Information below:

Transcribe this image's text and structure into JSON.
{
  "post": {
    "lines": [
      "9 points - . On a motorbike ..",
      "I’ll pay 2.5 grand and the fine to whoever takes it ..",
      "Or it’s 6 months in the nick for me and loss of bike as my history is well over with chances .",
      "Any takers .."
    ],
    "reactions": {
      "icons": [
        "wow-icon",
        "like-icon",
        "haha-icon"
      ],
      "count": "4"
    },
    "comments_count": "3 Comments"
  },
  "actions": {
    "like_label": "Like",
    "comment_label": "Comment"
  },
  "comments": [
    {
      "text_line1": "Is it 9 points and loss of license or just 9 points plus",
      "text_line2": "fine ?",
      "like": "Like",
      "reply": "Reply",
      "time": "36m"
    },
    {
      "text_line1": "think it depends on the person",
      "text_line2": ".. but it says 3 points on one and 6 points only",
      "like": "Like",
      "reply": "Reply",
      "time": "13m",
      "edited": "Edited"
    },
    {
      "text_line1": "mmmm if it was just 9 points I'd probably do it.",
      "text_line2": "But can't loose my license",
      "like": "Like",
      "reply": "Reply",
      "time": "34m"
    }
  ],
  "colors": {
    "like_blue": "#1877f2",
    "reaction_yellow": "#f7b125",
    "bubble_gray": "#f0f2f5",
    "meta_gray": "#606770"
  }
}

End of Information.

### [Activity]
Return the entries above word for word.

### [Exercise result]
Transcribe this image's text and structure into JSON.
{
  "post": {
    "lines": [
      "9 points - . On a motorbike ..",
      "I’ll pay 2.5 grand and the fine to whoever takes it ..",
      "Or it’s 6 months in the nick for me and loss of bike as my history is well over with chances .",
      "Any takers .."
    ],
    "reactions": {
      "icons": [
        "wow-icon",
        "like-icon",
        "haha-icon"
      ],
      "count": "4"
    },
    "comments_count": "3 Comments"
  },
  "actions": {
    "like_label": "Like",
    "comment_label": "Comment"
  },
  "comments": [
    {
      "text_line1": "Is it 9 points and loss of license or just 9 points plus",
      "text_line2": "fine ?",
      "like": "Like",
      "reply": "Reply",
      "time": "36m"
    },
    {
      "text_line1": "think it depends on the person",
      "text_line2": ".. but it says 3 points on one and 6 points only",
      "like": "Like",
      "reply": "Reply",
      "time": "13m",
      "edited": "Edited"
    },
    {
      "text_line1": "mmmm if it was just 9 points I'd probably do it.",
      "text_line2": "But can't loose my license",
      "like": "Like",
      "reply": "Reply",
      "time": "34m"
    }
  ],
  "colors": {
    "like_blue": "#1877f2",
    "reaction_yellow": "#f7b125",
    "bubble_gray": "#f0f2f5",
    "meta_gray": "#606770"
  }
}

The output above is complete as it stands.